- A stateful stream reader that reads its input from a byte stream. The functionality for the stream reader could be implemented once using the underlying functionality of the feed reader (in fact we could implement something similar to sio's stacking streams: the stream reader would use the feed reader to wrap the byte input stream and add only a read() method. The line reading methods (readline(), readlines() and __iter__() could be added by another stream filter)
Why make things more complicated ?
If you absolutely need a feed interface, you can feed your data to a StringIO instance which is then read from by StreamReader.
This doesn't work, because a StringIO has only one file position:
import cStringIO s = cStringIO.StringIO() s.write("x") s.read()
Ah, you wanted to do both feeding and reading at the same time ?!
There is no other way. You pass the feeder byte string chunks and it returns the chunks of decoded objects. With the StreamReader the reader itself will read those chunks from the underlying stream.
Implementing a stream reader interface on top of a feed interface is trivial: Basically our current decode method *is* the feed interface, the only problem is that the user has to keep state (the undecoded bytes that have to be passed to the next call to decode). Move that state into an attribute of the instance and drop it from the return value and you have a feed interface.
But something like the Queue class from the tests in the patch might work.
Right... I don't think that we need a third approach to codecs just to implement feed based parsers.
We already have most of the functionality in the decode method.
The error callbacks could, however, raise an exception which includes all the needed information, including any state that may be needed in order to continue with coding operation.
This makes error callbacks effectively unusable with stateful decoders.
Could you explain ?
If you have to call the decode function with errors='break', you will only get the break error handling and nothing else.
Yes and ... ? What else do you want it to do ?
The user can pass any value for the errors argument in the StreamReader constructor. The StreamReader should always honor this error handling strategy. Example.
import codecs, cStringIO
count = 0 def countandreplace(exc): global count if not isinstance(exc, UnicodeDecodeError): raise TypeError("can handle error") count += 1 return (u"\ufffd", exc.end)
s = cStringIO.StringIO("\xc3foo\xffbar\xc3")
us = codecs.getreader("utf-8")(s)
The first \xc3 and the \xff are real errors, the trailing \xc3 might be a transient one. To handle this with the break handler strategy the StreamReader would have to call the decode() method with errors="break" instead of errors="countandreplace". break would then have to decide whether it's a transient error or a real one (presumably from some info in the exception). If it's a real one it would have to call the original error handler, but it doesn't have any way of knowing what the original error handler was. If it's a transient error, it would have to comunicate this fact to the caller, which could be done by changing an attribute in the exception object. But the decoding function still has to put the retained bytes into the StreamReader so that part doesn't get any simpler. Alltogether I find this method rather convoluted, especially since we have most of the machinery in place. What is missing is the implementation of real stateful decoding functions.
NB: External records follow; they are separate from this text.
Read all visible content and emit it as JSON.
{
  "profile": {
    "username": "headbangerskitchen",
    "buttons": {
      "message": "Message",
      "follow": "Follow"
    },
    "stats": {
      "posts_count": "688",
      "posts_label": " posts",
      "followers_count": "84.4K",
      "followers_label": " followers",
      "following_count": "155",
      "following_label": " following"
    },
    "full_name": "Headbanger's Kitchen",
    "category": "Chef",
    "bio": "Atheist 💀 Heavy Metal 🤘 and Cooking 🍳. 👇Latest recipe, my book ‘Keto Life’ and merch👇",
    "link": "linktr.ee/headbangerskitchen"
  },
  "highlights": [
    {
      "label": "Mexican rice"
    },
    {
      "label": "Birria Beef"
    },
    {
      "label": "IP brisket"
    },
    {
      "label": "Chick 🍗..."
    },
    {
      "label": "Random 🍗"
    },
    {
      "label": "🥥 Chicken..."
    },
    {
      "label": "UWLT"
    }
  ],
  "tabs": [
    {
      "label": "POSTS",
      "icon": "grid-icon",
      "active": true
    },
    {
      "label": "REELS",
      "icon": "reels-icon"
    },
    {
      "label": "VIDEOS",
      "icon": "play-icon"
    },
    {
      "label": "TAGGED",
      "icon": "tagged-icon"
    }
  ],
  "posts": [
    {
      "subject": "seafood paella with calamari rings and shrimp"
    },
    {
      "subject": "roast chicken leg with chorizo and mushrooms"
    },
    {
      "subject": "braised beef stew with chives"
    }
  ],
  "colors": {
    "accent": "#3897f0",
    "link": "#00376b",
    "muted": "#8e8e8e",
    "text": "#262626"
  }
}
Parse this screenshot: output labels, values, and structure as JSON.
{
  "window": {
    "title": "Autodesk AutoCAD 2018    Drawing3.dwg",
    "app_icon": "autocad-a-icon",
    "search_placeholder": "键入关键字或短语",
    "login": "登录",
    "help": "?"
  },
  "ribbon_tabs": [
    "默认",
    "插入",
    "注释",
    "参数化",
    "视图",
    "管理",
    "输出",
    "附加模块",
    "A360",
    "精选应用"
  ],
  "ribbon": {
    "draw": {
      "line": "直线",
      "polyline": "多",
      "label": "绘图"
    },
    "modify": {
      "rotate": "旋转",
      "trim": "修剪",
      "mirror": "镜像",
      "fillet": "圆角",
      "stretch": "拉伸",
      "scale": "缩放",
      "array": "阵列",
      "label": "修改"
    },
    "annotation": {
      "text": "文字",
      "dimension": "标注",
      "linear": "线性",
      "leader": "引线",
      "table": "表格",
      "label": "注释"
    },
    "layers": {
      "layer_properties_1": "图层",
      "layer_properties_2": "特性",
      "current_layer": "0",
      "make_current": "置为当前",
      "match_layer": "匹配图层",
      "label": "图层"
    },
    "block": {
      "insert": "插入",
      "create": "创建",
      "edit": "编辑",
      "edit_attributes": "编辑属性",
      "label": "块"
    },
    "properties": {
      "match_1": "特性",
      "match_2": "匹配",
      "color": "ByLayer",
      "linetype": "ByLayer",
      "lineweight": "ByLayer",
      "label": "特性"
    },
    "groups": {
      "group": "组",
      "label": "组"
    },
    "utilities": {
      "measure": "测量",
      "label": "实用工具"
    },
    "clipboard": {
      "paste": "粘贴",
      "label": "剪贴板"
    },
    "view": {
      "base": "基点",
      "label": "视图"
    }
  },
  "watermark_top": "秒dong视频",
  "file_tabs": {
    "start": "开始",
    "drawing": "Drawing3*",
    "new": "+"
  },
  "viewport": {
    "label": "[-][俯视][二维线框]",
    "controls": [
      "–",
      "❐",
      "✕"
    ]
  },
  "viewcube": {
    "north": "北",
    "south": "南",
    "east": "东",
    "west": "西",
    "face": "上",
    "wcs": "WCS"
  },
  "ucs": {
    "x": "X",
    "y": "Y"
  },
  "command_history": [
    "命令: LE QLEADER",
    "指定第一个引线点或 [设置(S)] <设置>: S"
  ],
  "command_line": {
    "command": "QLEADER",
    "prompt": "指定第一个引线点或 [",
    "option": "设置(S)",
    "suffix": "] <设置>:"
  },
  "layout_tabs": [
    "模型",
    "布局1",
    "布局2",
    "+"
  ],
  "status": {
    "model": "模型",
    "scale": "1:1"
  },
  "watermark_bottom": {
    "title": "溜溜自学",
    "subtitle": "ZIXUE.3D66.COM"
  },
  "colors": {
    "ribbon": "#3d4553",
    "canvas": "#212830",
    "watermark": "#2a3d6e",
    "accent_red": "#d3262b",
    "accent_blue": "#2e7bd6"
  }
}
We may then need to allow additional keyword arguments on the encode/decode functions in order to preset a start state.
As those decoding functions are private to the decoder that's probably OK. I wouldn't want to see additional keyword arguments on str.decode (which uses the stateless API anyway). BTW, that's exactly what I did for codecs.utf_7_decode_stateful, but I'm not really comfortable with the internal state of the UTF-7 decoder being exposed on the Python level. It would be better to encapsulate the state in a feed reader implemented in C, so that the state is inaccessible from the Python level.
See above: possibility 1 would be the way to go then.
I might give this a try.
Again, please wait until we have found a good solution to this.
Bye, Walter Dörwald